• **WHAT YOU WILL DO**: Would you please copy each line of the listing that mentions "Heat"?
*** Block opens ***
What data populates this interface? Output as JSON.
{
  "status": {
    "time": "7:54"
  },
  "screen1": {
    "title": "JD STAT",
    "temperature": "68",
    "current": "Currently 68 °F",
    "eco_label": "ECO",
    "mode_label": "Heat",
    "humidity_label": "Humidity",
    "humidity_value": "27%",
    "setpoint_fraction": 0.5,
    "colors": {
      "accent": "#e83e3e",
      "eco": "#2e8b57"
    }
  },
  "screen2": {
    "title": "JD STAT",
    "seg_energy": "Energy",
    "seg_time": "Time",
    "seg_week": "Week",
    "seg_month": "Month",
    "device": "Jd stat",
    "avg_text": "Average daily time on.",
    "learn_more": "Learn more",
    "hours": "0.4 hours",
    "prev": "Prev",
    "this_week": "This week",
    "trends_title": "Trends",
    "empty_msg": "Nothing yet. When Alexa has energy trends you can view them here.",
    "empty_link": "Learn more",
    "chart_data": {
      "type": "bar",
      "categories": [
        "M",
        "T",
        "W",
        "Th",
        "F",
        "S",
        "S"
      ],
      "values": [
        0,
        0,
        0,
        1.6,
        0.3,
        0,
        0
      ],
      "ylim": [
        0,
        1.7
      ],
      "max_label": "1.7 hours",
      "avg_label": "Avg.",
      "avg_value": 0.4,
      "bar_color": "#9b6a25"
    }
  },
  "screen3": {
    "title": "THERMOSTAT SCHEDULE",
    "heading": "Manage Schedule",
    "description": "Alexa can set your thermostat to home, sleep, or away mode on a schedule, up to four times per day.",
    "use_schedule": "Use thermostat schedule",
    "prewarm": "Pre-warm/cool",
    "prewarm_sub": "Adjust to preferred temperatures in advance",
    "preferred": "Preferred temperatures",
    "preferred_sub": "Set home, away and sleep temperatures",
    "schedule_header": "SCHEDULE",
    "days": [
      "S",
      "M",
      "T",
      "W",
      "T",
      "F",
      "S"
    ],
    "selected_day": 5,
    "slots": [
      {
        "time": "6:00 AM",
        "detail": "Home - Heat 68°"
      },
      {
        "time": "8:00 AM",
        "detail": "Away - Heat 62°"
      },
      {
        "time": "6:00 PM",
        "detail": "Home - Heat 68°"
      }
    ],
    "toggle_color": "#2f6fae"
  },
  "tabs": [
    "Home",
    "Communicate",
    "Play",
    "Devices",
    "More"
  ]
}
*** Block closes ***
• **OUTPUT FOR THIS TASK**:
    "mode_label": "Heat",
        "detail": "Home - Heat 68°"
        "detail": "Away - Heat 62°"
        "detail": "Home - Heat 68°"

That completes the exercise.